24 Oct 2017
This month we caught up with Duncan Rowland, CEO of the Livestock Biosecurity Network (LBN). After recently moving on from AHA we had a chat about his experiences here and his thoughts about the industry and LBN’s future.
What was the motivation behind studying veterinary public health management?
I needed some formal qualifications in the veterinary field that built on my years of experience in the biosecurity and animal health sector. I required some formal training in epidemiology and public health areas but didn’t need to know how to diagnose a sick animal. The Masters provided just that as well as an array of management subjects as well.
How did you get your start in the industry?

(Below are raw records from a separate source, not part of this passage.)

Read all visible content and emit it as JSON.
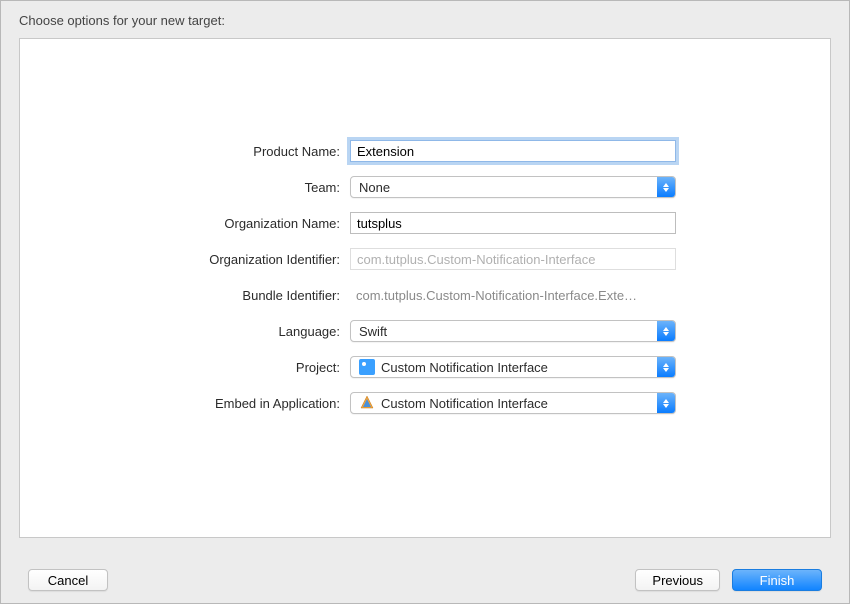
{
  "header": {
    "title": "Choose options for your new target:"
  },
  "form": {
    "productName": {
      "label": "Product Name:",
      "value": "Extension"
    },
    "team": {
      "label": "Team:",
      "value": "None"
    },
    "orgName": {
      "label": "Organization Name:",
      "value": "tutsplus"
    },
    "orgIdentifier": {
      "label": "Organization Identifier:",
      "value": "com.tutplus.Custom-Notification-Interface"
    },
    "bundleIdentifier": {
      "label": "Bundle Identifier:",
      "value": "com.tutplus.Custom-Notification-Interface.Exte…"
    },
    "language": {
      "label": "Language:",
      "value": "Swift"
    },
    "project": {
      "label": "Project:",
      "value": "Custom Notification Interface"
    },
    "embedIn": {
      "label": "Embed in Application:",
      "value": "Custom Notification Interface"
    }
  },
  "footer": {
    "cancel": "Cancel",
    "previous": "Previous",
    "finish": "Finish"
  }
}
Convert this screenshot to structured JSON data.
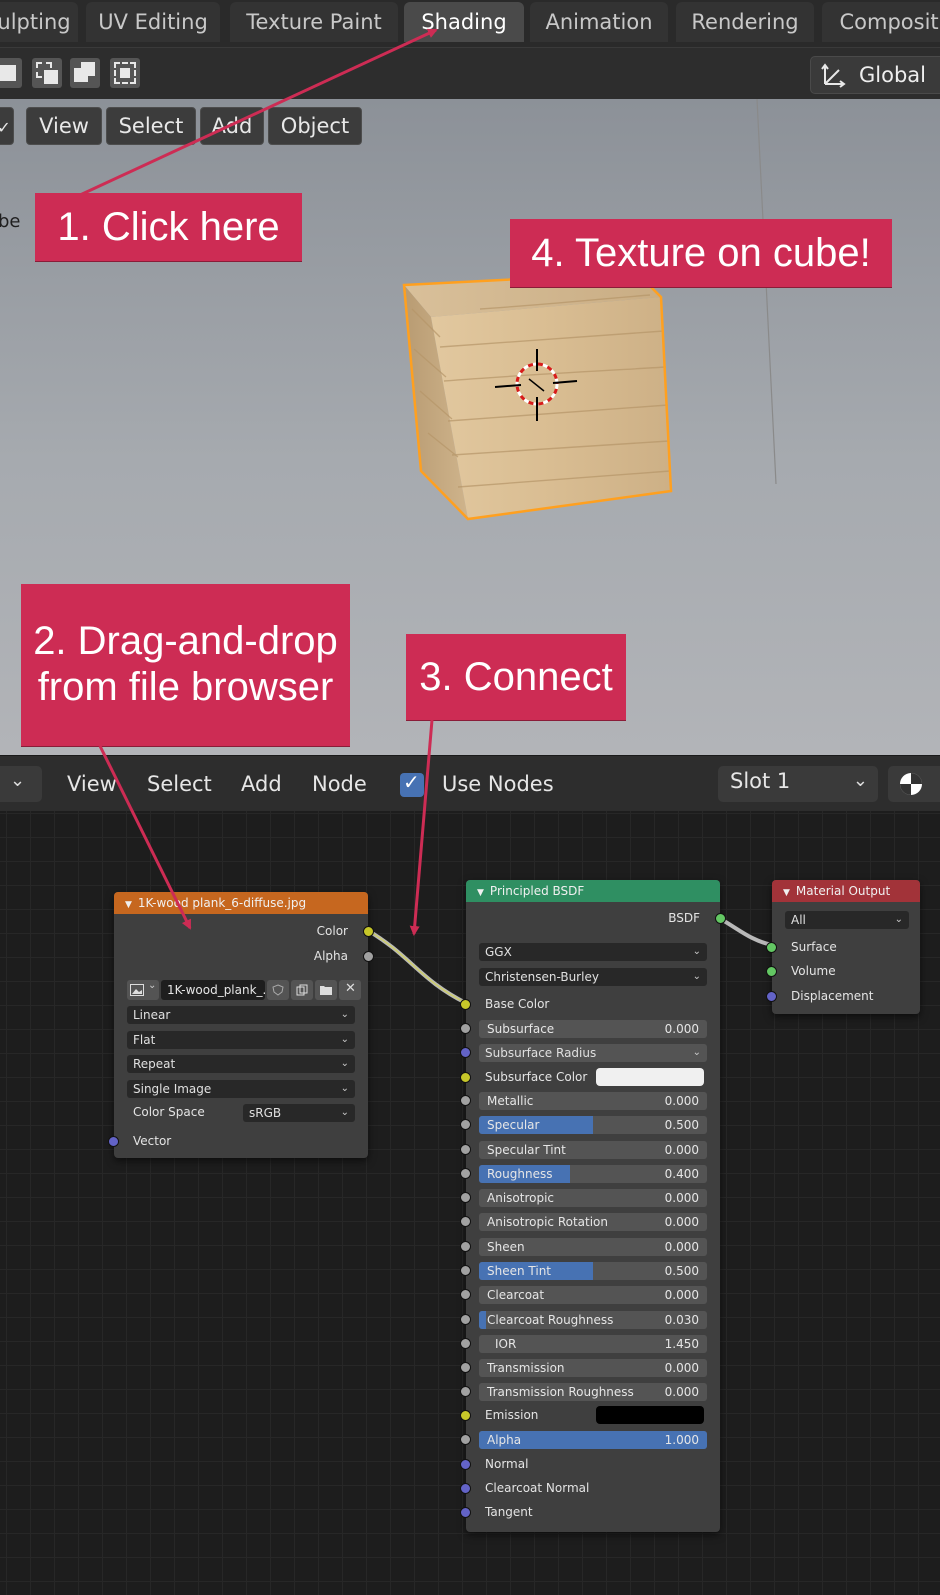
{
  "workspace_tabs": [
    {
      "label": "ulpting"
    },
    {
      "label": "UV Editing"
    },
    {
      "label": "Texture Paint"
    },
    {
      "label": "Shading",
      "active": true
    },
    {
      "label": "Animation"
    },
    {
      "label": "Rendering"
    },
    {
      "label": "Compositi"
    }
  ],
  "viewport_header": {
    "transform_orientation": "Global",
    "select_modes": [
      "set",
      "extend",
      "subtract",
      "intersect"
    ]
  },
  "viewport_menu": [
    "View",
    "Select",
    "Add",
    "Object"
  ],
  "viewport": {
    "object_label_fragment": "be"
  },
  "callouts": [
    {
      "text": "1. Click here"
    },
    {
      "text": "2. Drag-and-drop\nfrom file browser"
    },
    {
      "text": "3. Connect"
    },
    {
      "text": "4. Texture on cube!"
    }
  ],
  "node_header": {
    "menus": [
      "View",
      "Select",
      "Add",
      "Node"
    ],
    "use_nodes_label": "Use Nodes",
    "use_nodes_checked": true,
    "slot": "Slot 1"
  },
  "image_node": {
    "title": "1K-wood plank_6-diffuse.jpg",
    "outputs": [
      "Color",
      "Alpha"
    ],
    "image_name": "1K-wood_plank_...",
    "interpolation": "Linear",
    "projection": "Flat",
    "extension": "Repeat",
    "source": "Single Image",
    "color_space_label": "Color Space",
    "color_space": "sRGB",
    "input": "Vector"
  },
  "bsdf_node": {
    "title": "Principled BSDF",
    "output": "BSDF",
    "distribution": "GGX",
    "subsurface_method": "Christensen-Burley",
    "base_color_label": "Base Color",
    "subsurface": {
      "label": "Subsurface",
      "value": "0.000",
      "fraction": 0.0
    },
    "subsurface_radius": "Subsurface Radius",
    "subsurface_color_label": "Subsurface Color",
    "subsurface_color": "#f0f0f0",
    "metallic": {
      "label": "Metallic",
      "value": "0.000",
      "fraction": 0.0
    },
    "specular": {
      "label": "Specular",
      "value": "0.500",
      "fraction": 0.5
    },
    "specular_tint": {
      "label": "Specular Tint",
      "value": "0.000",
      "fraction": 0.0
    },
    "roughness": {
      "label": "Roughness",
      "value": "0.400",
      "fraction": 0.4
    },
    "anisotropic": {
      "label": "Anisotropic",
      "value": "0.000",
      "fraction": 0.0
    },
    "anisotropic_rotation": {
      "label": "Anisotropic Rotation",
      "value": "0.000",
      "fraction": 0.0
    },
    "sheen": {
      "label": "Sheen",
      "value": "0.000",
      "fraction": 0.0
    },
    "sheen_tint": {
      "label": "Sheen Tint",
      "value": "0.500",
      "fraction": 0.5
    },
    "clearcoat": {
      "label": "Clearcoat",
      "value": "0.000",
      "fraction": 0.0
    },
    "clearcoat_roughness": {
      "label": "Clearcoat Roughness",
      "value": "0.030",
      "fraction": 0.03
    },
    "ior": {
      "label": "IOR",
      "value": "1.450"
    },
    "transmission": {
      "label": "Transmission",
      "value": "0.000",
      "fraction": 0.0
    },
    "transmission_roughness": {
      "label": "Transmission Roughness",
      "value": "0.000",
      "fraction": 0.0
    },
    "emission_label": "Emission",
    "emission_color": "#000000",
    "alpha": {
      "label": "Alpha",
      "value": "1.000",
      "fraction": 1.0
    },
    "normal_label": "Normal",
    "clearcoat_normal_label": "Clearcoat Normal",
    "tangent_label": "Tangent"
  },
  "output_node": {
    "title": "Material Output",
    "target": "All",
    "inputs": [
      "Surface",
      "Volume",
      "Displacement"
    ]
  },
  "colors": {
    "callout": "#cd2c54",
    "image_node_header": "#c6671f",
    "bsdf_node_header": "#2f8f62",
    "output_node_header": "#a23339",
    "slider_fill": "#4772b3",
    "selection_outline": "#ffa01f"
  }
}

I first started working for the University of Sydney in the Department of Veterinary Science and Vet Hospital as a large animal vet nurse and technical officer, setting up surgical and anaesthetic practical classes, where I gained a huge understanding of animal health in production animals and horses. From there I went to the Kimberley in WA and worked on a cattle station and assisted the owner, who was a vet, complete Tuberculosis clearances of properties as part of the Tuberculosis/Brucellosis eradication program.
I came back to the east coast and studied agriculture at Charles Sturt University. When I graduated I started in the feedlot industry, where for over 13 years on the eastern seaboard I worked my way through the feedlot hierarchy to manager. My feedlot career highlighted one of the major pillars of any feedlot is animal health and biosecurity – really it is a make or break discipline for any feedlot operation.
Whilst managing feedlots I became a councillor of Australian Lot Feeders Association and was the chair of the animal health and welfare committee for five years out of my seven year tenure. During this time I worked closely with AHA negotiating the Emergency Animal Disease Response Agreement (EADRA) and involved in a number of other projects.
You’ve been with AHA for a number of years, any highlights from along the way?
The highlight for me has been working with a great bunch of Members that are very passionate about their relationship with AHA and the EADRA. I have loved working with the governments and industry in implementing the National Livestock Identification System across the different sectors and look forward to seeing the systems strengthen and meet the expectations of our trading partners.
What are you most looking forward to about your new role at LBN?
Working with a team of dedicated and passionate staff and Directors in achieving the goals set out in the Strategic Plan 2017-22. There is a lot of potential for LBN in the livestock sector and we need to work out how we can continue (and build) on, the great work already achieved as part of the pilot project and over the last 12 months.
What are your thoughts about the industry’s future?
I don’t think there is an industry sector that is not in a position to launch into an exciting phase of growth and along with this comes a need to ensure the industry systems are in place to ensure a safe, healthy product is delivered to market. Producers need to realise that these systems are important to the longevity of supplying product to a market, for without it there is no continuity in supply and we all just become price-takers for our products.
Feel free to add any other comments thoughts!
Very much looking forward to working with the LBN Board and staff to develop LBN into a well-respected company for the supply of information relating to biosecurity, livestock welfare, and food safety. I have absolutely loved working with the many AHA stakeholders, Directors and staff over the years and look forward to my continued relationship with the company into the future.